◆ **Problem to solve**: Every line in the data below that holds "isabelmacedophoto" should be found and copied.

(Beginning of Data in this exercise)

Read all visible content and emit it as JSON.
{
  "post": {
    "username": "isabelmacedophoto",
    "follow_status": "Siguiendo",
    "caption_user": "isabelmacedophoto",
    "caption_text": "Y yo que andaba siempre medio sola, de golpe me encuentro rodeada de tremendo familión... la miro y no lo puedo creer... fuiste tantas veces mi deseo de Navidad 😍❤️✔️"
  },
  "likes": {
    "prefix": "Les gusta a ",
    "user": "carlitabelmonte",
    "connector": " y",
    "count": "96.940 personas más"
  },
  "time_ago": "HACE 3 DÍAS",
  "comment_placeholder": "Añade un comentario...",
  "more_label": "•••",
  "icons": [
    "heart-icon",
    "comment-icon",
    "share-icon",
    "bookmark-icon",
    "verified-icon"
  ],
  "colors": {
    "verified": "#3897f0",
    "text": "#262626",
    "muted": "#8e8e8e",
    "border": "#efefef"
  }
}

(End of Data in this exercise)

◆ **Output for this exercise**:
    "username": "isabelmacedophoto",
    "caption_user": "isabelmacedophoto",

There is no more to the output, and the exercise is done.